WHAT IS EXPECTED:
Copy out all the lines of the data that hold the word "success".

Data items:
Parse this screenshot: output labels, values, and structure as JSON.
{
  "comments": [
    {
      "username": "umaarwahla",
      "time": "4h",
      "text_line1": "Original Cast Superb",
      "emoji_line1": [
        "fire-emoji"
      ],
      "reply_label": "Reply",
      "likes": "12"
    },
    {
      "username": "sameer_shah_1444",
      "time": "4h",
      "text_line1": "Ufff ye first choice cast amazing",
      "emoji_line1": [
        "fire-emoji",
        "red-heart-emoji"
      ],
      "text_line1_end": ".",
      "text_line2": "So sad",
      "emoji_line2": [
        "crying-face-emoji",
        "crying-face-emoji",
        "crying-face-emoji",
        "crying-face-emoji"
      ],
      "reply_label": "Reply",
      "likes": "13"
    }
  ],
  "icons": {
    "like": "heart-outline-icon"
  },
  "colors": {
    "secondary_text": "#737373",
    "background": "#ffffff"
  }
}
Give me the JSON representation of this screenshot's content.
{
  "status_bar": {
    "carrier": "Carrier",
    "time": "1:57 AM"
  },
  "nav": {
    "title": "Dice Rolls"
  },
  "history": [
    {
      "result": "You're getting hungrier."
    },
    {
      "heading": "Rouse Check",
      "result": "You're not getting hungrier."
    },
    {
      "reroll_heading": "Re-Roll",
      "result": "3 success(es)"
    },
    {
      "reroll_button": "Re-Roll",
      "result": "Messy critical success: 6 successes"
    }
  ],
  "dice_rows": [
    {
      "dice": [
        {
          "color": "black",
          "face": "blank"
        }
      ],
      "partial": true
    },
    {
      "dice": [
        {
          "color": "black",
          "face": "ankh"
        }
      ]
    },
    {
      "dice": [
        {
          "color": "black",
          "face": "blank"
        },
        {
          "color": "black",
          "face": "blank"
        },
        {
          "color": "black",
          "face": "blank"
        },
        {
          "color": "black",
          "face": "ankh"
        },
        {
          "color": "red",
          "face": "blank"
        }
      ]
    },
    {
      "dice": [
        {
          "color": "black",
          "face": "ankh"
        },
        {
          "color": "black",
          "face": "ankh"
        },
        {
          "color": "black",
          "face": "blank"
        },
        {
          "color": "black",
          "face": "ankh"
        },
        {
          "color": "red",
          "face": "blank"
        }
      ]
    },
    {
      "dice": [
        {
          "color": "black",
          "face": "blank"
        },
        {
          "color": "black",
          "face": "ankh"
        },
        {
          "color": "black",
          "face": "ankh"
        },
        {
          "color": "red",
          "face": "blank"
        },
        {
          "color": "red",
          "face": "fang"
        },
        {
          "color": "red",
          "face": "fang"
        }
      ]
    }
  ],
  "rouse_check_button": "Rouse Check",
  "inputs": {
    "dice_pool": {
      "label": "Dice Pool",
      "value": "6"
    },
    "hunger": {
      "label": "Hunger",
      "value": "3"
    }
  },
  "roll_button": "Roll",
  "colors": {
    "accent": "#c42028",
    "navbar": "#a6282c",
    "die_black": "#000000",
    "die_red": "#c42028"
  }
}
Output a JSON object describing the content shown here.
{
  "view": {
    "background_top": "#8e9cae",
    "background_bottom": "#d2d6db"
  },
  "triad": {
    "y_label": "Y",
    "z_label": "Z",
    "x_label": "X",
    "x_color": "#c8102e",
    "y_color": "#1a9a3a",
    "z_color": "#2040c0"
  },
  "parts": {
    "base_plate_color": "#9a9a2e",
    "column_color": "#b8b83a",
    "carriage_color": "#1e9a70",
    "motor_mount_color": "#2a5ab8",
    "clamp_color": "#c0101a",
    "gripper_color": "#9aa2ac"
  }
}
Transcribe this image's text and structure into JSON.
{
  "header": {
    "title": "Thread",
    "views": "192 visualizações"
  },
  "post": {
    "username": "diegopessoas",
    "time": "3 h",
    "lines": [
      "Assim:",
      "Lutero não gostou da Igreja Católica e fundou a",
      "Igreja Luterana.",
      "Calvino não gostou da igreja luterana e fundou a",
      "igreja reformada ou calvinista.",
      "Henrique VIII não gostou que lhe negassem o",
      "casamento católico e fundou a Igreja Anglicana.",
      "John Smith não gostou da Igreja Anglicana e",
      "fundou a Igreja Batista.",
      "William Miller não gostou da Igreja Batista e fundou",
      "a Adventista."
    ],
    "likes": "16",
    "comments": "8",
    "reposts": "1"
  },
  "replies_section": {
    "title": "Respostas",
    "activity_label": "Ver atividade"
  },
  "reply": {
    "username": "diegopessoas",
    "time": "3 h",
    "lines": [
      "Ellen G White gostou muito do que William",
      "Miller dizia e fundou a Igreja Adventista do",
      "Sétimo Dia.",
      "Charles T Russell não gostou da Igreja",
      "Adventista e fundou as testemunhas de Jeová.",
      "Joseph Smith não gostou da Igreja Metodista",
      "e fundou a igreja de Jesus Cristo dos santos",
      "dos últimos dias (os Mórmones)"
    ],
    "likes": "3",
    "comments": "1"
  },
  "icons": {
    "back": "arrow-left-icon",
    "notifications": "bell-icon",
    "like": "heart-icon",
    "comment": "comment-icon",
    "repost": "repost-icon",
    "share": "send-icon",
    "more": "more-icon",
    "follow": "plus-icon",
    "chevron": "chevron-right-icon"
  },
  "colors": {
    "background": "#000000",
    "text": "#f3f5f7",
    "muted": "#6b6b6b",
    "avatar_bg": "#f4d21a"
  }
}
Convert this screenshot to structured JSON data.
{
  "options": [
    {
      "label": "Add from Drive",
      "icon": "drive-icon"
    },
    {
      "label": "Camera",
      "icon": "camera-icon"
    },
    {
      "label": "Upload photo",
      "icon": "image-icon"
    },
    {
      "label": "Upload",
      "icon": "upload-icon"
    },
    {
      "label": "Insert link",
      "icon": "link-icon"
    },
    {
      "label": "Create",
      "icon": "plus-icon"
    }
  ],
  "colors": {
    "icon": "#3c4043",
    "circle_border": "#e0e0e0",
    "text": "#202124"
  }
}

ANSWER BELOW:
      "result": "3 success(es)"
      "result": "Messy critical success: 6 successes"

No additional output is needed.